(Data extract begins)
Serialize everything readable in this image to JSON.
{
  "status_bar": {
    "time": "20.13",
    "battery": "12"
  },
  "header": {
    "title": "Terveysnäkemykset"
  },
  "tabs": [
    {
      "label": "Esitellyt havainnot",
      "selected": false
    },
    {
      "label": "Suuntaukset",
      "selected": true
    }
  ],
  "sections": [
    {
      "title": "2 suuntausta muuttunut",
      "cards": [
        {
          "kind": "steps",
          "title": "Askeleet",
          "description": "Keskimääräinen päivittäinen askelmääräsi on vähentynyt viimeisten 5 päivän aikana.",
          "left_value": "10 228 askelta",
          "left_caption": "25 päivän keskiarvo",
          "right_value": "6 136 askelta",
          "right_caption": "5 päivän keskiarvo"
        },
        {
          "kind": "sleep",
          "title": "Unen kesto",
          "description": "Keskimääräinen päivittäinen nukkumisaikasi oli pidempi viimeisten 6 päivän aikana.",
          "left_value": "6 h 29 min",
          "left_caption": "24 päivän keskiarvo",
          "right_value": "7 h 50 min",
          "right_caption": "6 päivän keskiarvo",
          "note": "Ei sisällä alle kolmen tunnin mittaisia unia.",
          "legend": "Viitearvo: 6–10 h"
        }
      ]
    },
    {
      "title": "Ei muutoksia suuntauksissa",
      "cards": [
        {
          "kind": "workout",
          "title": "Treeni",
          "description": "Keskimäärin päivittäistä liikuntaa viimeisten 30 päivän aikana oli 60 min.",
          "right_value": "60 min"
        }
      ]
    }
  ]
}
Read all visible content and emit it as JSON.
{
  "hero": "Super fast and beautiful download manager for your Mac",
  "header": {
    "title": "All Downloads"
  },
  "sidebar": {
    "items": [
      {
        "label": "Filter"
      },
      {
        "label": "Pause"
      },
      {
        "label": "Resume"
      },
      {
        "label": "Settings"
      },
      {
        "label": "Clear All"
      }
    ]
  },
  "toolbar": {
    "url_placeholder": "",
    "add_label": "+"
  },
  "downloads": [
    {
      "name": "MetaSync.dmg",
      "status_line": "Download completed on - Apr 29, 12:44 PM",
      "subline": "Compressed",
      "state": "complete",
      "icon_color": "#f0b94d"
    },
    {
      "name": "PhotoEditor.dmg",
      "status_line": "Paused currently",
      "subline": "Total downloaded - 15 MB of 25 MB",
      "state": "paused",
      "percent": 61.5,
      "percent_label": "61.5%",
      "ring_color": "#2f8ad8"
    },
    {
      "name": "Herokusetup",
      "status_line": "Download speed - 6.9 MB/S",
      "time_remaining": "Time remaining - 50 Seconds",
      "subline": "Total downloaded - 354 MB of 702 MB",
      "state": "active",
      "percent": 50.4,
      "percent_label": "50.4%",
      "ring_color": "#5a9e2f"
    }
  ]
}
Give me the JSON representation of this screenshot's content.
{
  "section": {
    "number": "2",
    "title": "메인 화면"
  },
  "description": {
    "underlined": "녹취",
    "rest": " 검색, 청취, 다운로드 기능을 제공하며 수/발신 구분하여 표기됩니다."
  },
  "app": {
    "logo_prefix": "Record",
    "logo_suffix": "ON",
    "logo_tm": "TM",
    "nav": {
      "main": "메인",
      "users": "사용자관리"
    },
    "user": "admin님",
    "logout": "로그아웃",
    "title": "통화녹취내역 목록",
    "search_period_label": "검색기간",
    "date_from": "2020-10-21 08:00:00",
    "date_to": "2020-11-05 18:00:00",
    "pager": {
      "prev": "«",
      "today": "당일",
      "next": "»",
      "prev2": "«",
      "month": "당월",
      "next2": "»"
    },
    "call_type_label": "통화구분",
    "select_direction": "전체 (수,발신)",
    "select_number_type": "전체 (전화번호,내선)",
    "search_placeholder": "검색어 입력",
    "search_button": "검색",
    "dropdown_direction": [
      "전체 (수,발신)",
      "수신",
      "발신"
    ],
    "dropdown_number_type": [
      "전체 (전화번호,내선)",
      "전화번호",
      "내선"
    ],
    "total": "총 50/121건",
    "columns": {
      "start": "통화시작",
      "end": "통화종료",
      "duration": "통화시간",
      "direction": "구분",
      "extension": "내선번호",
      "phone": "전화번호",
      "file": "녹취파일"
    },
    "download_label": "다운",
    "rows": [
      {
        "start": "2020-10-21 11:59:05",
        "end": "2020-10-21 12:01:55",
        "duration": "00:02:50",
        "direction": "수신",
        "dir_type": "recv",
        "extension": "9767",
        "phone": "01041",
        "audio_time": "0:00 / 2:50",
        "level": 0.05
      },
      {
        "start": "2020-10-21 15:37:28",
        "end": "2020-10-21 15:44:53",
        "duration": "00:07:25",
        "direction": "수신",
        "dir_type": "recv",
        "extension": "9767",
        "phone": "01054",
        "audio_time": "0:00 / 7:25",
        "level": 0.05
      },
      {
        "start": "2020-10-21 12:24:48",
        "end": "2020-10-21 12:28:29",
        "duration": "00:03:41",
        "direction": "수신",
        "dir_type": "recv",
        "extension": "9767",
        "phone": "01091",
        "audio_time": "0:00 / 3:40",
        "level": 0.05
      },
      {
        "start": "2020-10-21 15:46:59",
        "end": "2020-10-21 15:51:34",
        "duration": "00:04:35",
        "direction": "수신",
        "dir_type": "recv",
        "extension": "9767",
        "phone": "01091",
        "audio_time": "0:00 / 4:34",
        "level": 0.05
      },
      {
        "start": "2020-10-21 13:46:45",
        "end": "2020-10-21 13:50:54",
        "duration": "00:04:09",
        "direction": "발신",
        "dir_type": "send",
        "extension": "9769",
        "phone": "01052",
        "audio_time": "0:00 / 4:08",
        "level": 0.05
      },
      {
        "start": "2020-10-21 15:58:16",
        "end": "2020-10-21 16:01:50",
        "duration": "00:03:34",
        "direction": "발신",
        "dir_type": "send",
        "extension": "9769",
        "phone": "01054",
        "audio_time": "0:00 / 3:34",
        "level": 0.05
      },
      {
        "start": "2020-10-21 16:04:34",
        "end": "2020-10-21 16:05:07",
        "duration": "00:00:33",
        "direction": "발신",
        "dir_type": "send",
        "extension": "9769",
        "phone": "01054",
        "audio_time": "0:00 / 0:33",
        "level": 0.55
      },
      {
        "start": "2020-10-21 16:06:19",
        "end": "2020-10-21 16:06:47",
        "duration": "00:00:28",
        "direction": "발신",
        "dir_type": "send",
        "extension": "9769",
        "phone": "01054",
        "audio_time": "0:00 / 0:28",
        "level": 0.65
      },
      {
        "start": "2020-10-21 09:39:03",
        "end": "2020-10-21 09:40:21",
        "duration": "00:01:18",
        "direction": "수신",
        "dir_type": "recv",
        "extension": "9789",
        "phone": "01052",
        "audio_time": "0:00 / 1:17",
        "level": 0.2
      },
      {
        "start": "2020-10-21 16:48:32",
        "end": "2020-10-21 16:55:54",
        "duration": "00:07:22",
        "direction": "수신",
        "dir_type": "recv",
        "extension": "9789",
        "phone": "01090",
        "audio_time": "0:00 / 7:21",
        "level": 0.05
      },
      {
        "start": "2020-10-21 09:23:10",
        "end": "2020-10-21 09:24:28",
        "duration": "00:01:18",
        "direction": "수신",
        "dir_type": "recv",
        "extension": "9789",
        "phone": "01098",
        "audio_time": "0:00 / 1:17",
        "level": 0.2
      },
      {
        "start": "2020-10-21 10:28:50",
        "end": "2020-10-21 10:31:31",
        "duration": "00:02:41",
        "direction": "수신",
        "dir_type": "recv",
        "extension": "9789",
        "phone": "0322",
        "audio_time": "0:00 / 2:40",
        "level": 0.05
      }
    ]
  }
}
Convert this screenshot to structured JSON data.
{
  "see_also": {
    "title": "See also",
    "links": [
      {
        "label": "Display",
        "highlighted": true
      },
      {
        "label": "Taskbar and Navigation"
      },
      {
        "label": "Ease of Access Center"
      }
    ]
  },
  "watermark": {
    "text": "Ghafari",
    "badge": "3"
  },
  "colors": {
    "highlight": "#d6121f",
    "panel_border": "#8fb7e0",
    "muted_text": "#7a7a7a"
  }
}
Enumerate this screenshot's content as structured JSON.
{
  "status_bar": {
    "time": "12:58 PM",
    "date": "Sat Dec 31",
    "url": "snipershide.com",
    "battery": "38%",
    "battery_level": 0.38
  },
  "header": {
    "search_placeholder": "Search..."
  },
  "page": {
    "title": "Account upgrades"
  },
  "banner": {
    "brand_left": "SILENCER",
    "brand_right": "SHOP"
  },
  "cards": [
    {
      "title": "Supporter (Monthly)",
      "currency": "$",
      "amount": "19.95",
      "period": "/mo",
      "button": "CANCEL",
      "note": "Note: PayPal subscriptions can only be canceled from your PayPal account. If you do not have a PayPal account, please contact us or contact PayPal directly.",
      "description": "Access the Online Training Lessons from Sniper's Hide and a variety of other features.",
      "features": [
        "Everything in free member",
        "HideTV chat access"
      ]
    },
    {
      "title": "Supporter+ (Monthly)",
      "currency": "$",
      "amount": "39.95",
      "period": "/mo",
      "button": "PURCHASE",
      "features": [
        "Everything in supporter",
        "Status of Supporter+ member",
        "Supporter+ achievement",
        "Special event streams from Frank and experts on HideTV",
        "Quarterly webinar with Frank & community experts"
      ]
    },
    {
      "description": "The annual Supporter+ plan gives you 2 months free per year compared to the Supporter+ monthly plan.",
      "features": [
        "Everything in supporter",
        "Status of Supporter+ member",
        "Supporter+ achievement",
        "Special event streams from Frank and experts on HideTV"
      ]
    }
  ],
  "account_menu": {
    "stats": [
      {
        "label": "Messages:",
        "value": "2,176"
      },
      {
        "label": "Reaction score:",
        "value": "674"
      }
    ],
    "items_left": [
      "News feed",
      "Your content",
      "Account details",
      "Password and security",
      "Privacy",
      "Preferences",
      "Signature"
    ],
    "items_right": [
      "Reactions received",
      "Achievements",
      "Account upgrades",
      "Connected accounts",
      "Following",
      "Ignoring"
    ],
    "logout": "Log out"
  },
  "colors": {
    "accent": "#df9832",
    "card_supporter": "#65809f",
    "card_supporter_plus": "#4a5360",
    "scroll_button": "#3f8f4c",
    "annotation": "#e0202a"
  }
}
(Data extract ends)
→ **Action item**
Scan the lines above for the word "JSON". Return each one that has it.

→ **Answer to this exercise**
Serialize everything readable in this image to JSON.
Read all visible content and emit it as JSON.
Give me the JSON representation of this screenshot's content.
Convert this screenshot to structured JSON data.
Enumerate this screenshot's content as structured JSON.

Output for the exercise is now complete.